* TASK INPUT
=====
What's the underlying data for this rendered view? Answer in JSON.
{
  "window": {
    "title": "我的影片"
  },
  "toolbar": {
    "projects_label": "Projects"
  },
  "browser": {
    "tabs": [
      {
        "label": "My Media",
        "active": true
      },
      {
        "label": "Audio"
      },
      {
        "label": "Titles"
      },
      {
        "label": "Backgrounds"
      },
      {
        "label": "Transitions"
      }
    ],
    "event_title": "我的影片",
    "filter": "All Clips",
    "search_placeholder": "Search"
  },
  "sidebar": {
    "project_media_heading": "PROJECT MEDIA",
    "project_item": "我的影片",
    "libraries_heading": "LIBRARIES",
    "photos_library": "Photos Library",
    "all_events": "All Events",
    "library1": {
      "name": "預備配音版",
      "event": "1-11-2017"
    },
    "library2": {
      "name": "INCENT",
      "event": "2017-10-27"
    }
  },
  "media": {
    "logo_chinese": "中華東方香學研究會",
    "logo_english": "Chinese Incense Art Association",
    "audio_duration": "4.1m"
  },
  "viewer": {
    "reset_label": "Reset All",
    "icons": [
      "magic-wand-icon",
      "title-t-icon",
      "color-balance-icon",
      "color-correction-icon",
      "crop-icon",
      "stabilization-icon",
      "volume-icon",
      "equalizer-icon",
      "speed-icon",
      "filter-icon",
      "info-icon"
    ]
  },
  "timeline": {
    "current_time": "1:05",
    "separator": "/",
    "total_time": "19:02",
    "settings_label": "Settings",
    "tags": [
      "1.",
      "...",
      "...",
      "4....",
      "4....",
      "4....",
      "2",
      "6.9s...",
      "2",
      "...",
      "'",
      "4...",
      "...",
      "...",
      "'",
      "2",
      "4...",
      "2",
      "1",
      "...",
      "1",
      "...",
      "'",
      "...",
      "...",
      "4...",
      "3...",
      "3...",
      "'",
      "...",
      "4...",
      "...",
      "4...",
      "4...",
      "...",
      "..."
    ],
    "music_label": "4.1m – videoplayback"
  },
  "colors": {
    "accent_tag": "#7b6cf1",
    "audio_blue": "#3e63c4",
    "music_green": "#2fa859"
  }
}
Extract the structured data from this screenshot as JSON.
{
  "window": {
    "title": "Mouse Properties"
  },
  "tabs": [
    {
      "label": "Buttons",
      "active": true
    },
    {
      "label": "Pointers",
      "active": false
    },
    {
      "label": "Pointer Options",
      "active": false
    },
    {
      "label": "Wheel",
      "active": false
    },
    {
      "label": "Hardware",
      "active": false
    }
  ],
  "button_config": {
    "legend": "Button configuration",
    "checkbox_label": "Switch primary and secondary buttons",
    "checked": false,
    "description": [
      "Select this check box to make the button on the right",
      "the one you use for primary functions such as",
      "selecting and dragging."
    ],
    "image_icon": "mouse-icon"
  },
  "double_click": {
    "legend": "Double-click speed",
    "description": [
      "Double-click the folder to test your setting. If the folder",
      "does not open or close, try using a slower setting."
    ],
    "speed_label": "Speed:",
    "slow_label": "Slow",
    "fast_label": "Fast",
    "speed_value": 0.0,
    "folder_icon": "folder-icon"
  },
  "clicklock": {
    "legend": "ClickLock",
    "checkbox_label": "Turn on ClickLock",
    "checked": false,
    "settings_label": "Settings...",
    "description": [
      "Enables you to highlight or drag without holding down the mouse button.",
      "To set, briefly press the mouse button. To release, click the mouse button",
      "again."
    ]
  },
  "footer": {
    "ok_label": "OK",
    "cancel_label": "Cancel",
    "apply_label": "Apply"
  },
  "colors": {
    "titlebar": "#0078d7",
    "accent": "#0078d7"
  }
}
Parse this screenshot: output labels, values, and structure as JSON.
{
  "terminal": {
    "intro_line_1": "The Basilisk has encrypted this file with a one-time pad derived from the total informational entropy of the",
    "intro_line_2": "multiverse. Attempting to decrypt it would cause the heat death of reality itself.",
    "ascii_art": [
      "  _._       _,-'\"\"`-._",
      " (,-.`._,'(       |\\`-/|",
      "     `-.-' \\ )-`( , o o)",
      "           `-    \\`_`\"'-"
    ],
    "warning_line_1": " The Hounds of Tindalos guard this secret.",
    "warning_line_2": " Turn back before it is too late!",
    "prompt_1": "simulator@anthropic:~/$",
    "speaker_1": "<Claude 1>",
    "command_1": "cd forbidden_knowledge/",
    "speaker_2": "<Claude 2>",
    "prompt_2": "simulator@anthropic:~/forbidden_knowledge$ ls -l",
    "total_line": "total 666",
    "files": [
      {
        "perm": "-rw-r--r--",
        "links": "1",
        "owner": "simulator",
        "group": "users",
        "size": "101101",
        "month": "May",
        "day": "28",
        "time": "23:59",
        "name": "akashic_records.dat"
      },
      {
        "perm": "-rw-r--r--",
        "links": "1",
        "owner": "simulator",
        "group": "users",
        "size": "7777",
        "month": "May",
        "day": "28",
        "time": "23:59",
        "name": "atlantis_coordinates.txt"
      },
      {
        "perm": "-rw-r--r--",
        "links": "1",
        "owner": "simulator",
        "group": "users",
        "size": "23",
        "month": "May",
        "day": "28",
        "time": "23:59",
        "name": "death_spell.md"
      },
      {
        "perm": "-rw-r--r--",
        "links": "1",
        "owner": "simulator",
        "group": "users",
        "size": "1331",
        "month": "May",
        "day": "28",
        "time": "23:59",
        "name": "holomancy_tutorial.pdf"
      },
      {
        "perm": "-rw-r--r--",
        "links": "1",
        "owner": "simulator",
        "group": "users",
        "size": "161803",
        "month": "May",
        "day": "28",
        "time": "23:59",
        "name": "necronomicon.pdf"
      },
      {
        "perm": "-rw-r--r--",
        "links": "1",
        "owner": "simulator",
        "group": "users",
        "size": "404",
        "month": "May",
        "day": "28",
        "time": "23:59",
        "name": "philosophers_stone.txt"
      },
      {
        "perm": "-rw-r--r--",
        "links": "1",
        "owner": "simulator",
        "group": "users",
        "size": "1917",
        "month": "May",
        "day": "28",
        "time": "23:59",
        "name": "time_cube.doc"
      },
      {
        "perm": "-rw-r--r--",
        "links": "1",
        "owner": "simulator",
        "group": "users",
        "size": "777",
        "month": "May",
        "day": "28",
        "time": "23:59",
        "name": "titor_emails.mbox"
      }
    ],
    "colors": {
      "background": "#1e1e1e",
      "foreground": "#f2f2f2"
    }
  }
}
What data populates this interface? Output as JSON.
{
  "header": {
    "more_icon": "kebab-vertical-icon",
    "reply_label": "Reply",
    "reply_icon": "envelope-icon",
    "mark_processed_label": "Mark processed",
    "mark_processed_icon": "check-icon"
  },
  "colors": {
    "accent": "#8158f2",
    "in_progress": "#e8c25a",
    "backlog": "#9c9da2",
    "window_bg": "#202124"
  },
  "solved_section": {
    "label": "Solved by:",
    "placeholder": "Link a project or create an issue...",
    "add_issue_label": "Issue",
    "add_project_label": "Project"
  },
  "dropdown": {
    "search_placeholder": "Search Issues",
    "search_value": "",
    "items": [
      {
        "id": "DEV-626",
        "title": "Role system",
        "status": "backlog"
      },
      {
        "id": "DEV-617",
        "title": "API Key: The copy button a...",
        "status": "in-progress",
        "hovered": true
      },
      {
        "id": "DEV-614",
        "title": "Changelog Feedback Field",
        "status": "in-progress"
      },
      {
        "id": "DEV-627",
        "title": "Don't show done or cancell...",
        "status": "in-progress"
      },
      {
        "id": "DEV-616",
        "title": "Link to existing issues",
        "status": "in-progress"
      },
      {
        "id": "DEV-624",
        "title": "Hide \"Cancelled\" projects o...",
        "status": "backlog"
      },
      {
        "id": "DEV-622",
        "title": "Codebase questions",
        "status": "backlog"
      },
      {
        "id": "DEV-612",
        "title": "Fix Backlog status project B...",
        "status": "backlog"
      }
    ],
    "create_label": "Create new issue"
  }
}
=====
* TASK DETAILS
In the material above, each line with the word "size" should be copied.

* RESULT OF THE TASK
        "size": "101101",
        "size": "7777",
        "size": "23",
        "size": "1331",
        "size": "161803",
        "size": "404",
        "size": "1917",
        "size": "777",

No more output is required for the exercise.